|Chongzhen, last official Ming emperor|
|Oppose Qing and Restore Ming|
|Three Harmonies Society|
Whatever their motivations may have been, we are left with the basic fact that inveterate opposition to the Qing Dynasty seemed to outweigh loyalty to the Ming Dynasty and once the Qing Empire was gone, most former Ming loyalists accepted the less traditional systems of government that came after and abandoned any efforts to restore the Ming Empire in full. There seemed to be little, if any, support for the heir of the Ming Dynasty (discussed here earlier), the Marquis of Extended Grace, who lived in poor conditions and who remained loyal to the Qing Emperor throughout the republican period until the end of the Second World War by which point he disappears from the historical record. The republican government eventually withdraw all recognition and support for him and the later communist government went a step further and in their propaganda made a hero of the rebel Li Zicheng who overthrew the last Ming Emperor.

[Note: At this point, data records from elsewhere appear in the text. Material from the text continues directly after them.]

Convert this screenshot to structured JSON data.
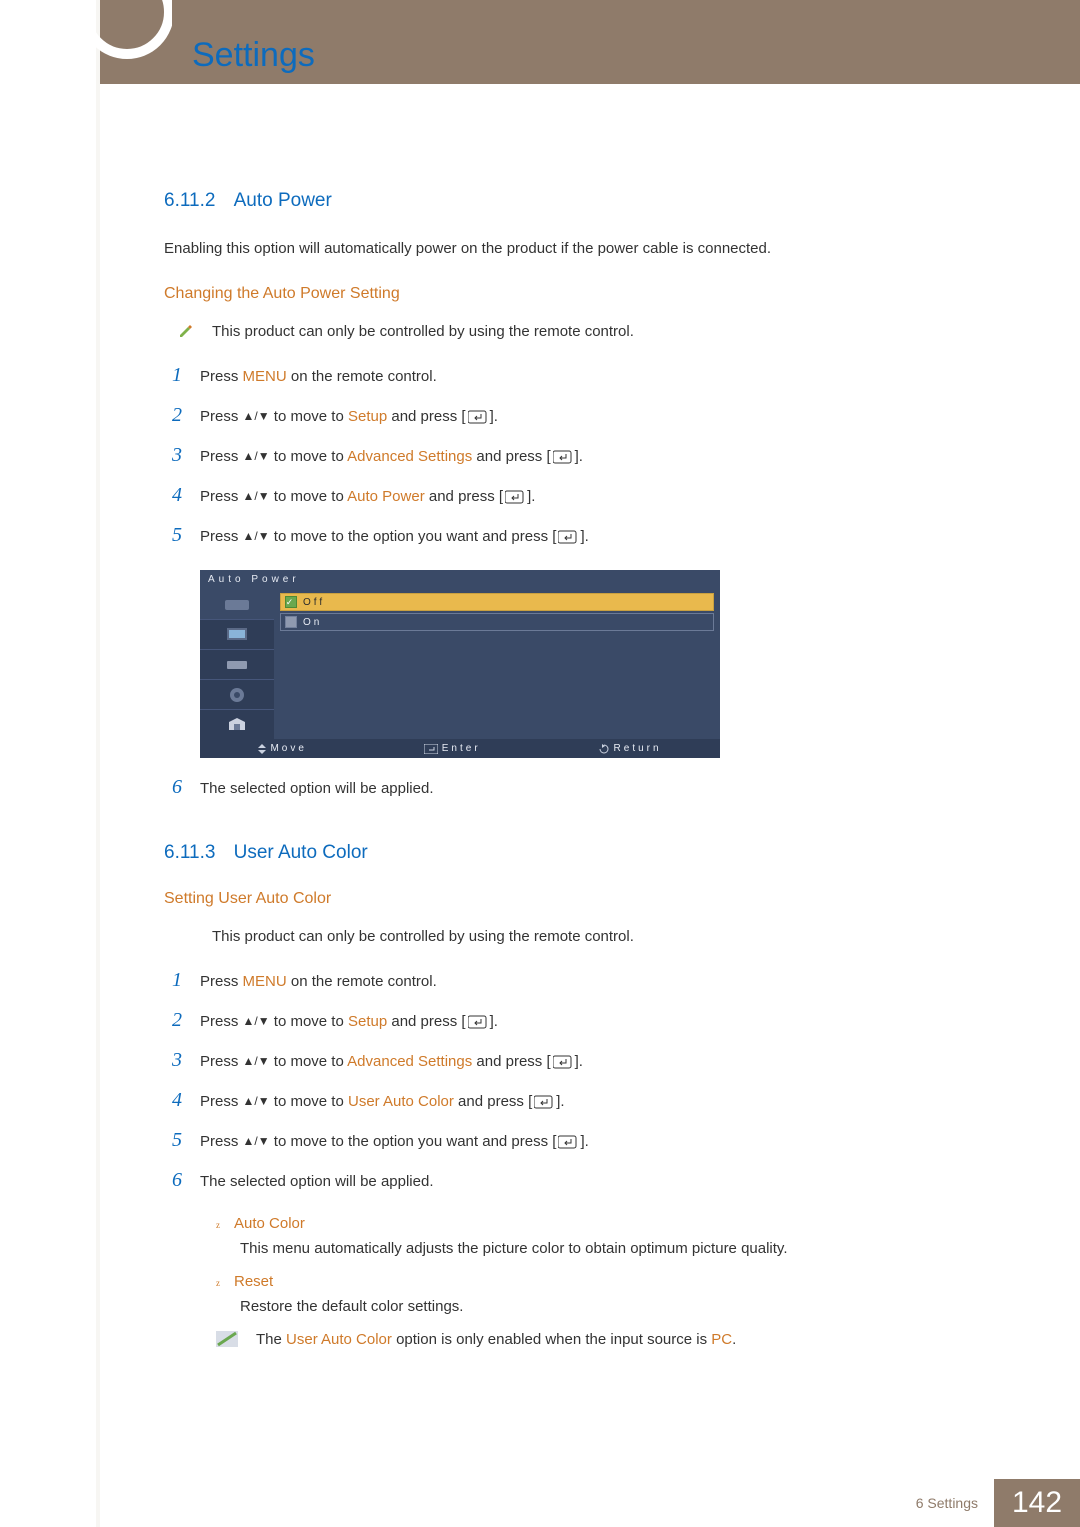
{
  "header": {
    "chapter_title": "Settings"
  },
  "section_a": {
    "num": "6.11.2",
    "title": "Auto Power",
    "intro": "Enabling this option will automatically power on the product if the power cable is connected.",
    "subhead": "Changing the Auto Power Setting",
    "note": "This product can only be controlled by using the remote control.",
    "steps": {
      "s1": {
        "n": "1",
        "a": "Press ",
        "menu": "MENU",
        "b": " on the remote control."
      },
      "s2": {
        "n": "2",
        "a": "Press ",
        "arrows": "▲/▼",
        "b": " to move to ",
        "t": "Setup",
        "c": " and press [",
        "d": "]."
      },
      "s3": {
        "n": "3",
        "a": "Press ",
        "arrows": "▲/▼",
        "b": " to move to ",
        "t": "Advanced Settings",
        "c": " and press [",
        "d": "]."
      },
      "s4": {
        "n": "4",
        "a": "Press ",
        "arrows": "▲/▼",
        "b": " to move to ",
        "t": "Auto Power",
        "c": " and press [",
        "d": "]."
      },
      "s5": {
        "n": "5",
        "a": "Press ",
        "arrows": "▲/▼",
        "b": " to move to the option you want and press [",
        "d": "]."
      },
      "s6": {
        "n": "6",
        "a": "The selected option will be applied."
      }
    }
  },
  "osd": {
    "title": "Auto Power",
    "opt_off": "Off",
    "opt_on": "On",
    "footer_move": "Move",
    "footer_enter": "Enter",
    "footer_return": "Return"
  },
  "section_b": {
    "num": "6.11.3",
    "title": "User Auto Color",
    "subhead": "Setting User Auto Color",
    "note": "This product can only be controlled by using the remote control.",
    "steps": {
      "s1": {
        "n": "1",
        "a": "Press ",
        "menu": "MENU",
        "b": " on the remote control."
      },
      "s2": {
        "n": "2",
        "a": "Press ",
        "arrows": "▲/▼",
        "b": " to move to ",
        "t": "Setup",
        "c": " and press [",
        "d": "]."
      },
      "s3": {
        "n": "3",
        "a": "Press ",
        "arrows": "▲/▼",
        "b": " to move to ",
        "t": "Advanced Settings",
        "c": " and press [",
        "d": "]."
      },
      "s4": {
        "n": "4",
        "a": "Press ",
        "arrows": "▲/▼",
        "b": " to move to ",
        "t": "User Auto Color",
        "c": " and press [",
        "d": "]."
      },
      "s5": {
        "n": "5",
        "a": "Press ",
        "arrows": "▲/▼",
        "b": " to move to the option you want and press [",
        "d": "]."
      },
      "s6": {
        "n": "6",
        "a": "The selected option will be applied."
      }
    },
    "bullets": {
      "b1_title": "Auto Color",
      "b1_desc": "This menu automatically adjusts the picture color to obtain optimum picture quality.",
      "b2_title": "Reset",
      "b2_desc": "Restore the default color settings."
    },
    "info": {
      "a": "The ",
      "t": "User Auto Color",
      "b": " option is only enabled when the input source is ",
      "pc": "PC",
      "c": "."
    }
  },
  "footer": {
    "label": "6 Settings",
    "page": "142"
  }
}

In summary, there were Ming loyalists who resisted in traditional fashion for as long as they could, until all were ultimately defeated and after that a smaller number still held on and continued to resist outside the bounds of the law, either as silent dissidents biding their time or members of organized crime. Unfortunately, the Qing Dynasty fell and the Ming Dynasty remained fallen as well. Are there any lingering Ming loyalists around today? I would hope so and with more than a billion Chinese people around the world the odds would be in favor of there being some, somewhere. I will close by saying, as carefully and prudently as I can, that in my view at least, taking back something that was stolen from you, even if outside the law of the land, is not wrong but right.